◆ EXERCISE AIM: The exercise asks for every line of the data to be reproduced exactly.

Records from a dataset
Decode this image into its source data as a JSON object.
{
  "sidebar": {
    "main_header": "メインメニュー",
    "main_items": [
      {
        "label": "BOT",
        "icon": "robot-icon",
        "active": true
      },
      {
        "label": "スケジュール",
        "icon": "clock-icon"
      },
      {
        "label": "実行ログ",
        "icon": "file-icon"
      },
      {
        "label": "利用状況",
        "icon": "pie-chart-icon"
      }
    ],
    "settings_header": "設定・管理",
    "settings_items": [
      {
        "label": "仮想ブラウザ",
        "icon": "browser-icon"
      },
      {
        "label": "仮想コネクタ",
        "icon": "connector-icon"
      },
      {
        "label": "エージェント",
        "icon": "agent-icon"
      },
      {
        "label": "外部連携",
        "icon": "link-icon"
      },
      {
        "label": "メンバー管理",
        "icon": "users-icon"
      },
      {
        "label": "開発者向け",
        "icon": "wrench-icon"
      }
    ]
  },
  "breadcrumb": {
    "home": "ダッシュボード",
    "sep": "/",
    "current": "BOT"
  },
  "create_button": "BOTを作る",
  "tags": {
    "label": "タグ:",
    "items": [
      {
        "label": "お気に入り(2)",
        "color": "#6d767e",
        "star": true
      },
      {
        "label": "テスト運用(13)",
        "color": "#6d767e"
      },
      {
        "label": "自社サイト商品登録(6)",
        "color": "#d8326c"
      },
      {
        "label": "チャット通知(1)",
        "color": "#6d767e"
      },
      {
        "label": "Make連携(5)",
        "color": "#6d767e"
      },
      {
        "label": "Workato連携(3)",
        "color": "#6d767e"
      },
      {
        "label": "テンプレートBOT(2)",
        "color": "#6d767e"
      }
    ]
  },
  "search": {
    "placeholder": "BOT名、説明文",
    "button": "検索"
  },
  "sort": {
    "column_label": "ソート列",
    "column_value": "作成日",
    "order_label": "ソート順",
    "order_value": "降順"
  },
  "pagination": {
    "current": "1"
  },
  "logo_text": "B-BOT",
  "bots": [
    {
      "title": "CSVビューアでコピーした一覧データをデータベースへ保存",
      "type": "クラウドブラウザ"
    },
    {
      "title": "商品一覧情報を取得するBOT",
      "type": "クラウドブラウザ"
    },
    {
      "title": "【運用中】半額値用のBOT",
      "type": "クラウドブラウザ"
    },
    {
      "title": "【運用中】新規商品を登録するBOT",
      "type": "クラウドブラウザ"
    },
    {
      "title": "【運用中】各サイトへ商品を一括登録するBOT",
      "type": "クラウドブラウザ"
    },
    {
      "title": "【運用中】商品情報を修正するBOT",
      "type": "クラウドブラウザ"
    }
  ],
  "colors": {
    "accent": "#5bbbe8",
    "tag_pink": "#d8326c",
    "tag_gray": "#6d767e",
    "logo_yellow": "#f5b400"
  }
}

◆ EXERCISE RESPONSE:
Decode this image into its source data as a JSON object.
{
  "sidebar": {
    "main_header": "メインメニュー",
    "main_items": [
      {
        "label": "BOT",
        "icon": "robot-icon",
        "active": true
      },
      {
        "label": "スケジュール",
        "icon": "clock-icon"
      },
      {
        "label": "実行ログ",
        "icon": "file-icon"
      },
      {
        "label": "利用状況",
        "icon": "pie-chart-icon"
      }
    ],
    "settings_header": "設定・管理",
    "settings_items": [
      {
        "label": "仮想ブラウザ",
        "icon": "browser-icon"
      },
      {
        "label": "仮想コネクタ",
        "icon": "connector-icon"
      },
      {
        "label": "エージェント",
        "icon": "agent-icon"
      },
      {
        "label": "外部連携",
        "icon": "link-icon"
      },
      {
        "label": "メンバー管理",
        "icon": "users-icon"
      },
      {
        "label": "開発者向け",
        "icon": "wrench-icon"
      }
    ]
  },
  "breadcrumb": {
    "home": "ダッシュボード",
    "sep": "/",
    "current": "BOT"
  },
  "create_button": "BOTを作る",
  "tags": {
    "label": "タグ:",
    "items": [
      {
        "label": "お気に入り(2)",
        "color": "#6d767e",
        "star": true
      },
      {
        "label": "テスト運用(13)",
        "color": "#6d767e"
      },
      {
        "label": "自社サイト商品登録(6)",
        "color": "#d8326c"
      },
      {
        "label": "チャット通知(1)",
        "color": "#6d767e"
      },
      {
        "label": "Make連携(5)",
        "color": "#6d767e"
      },
      {
        "label": "Workato連携(3)",
        "color": "#6d767e"
      },
      {
        "label": "テンプレートBOT(2)",
        "color": "#6d767e"
      }
    ]
  },
  "search": {
    "placeholder": "BOT名、説明文",
    "button": "検索"
  },
  "sort": {
    "column_label": "ソート列",
    "column_value": "作成日",
    "order_label": "ソート順",
    "order_value": "降順"
  },
  "pagination": {
    "current": "1"
  },
  "logo_text": "B-BOT",
  "bots": [
    {
      "title": "CSVビューアでコピーした一覧データをデータベースへ保存",
      "type": "クラウドブラウザ"
    },
    {
      "title": "商品一覧情報を取得するBOT",
      "type": "クラウドブラウザ"
    },
    {
      "title": "【運用中】半額値用のBOT",
      "type": "クラウドブラウザ"
    },
    {
      "title": "【運用中】新規商品を登録するBOT",
      "type": "クラウドブラウザ"
    },
    {
      "title": "【運用中】各サイトへ商品を一括登録するBOT",
      "type": "クラウドブラウザ"
    },
    {
      "title": "【運用中】商品情報を修正するBOT",
      "type": "クラウドブラウザ"
    }
  ],
  "colors": {
    "accent": "#5bbbe8",
    "tag_pink": "#d8326c",
    "tag_gray": "#6d767e",
    "logo_yellow": "#f5b400"
  }
}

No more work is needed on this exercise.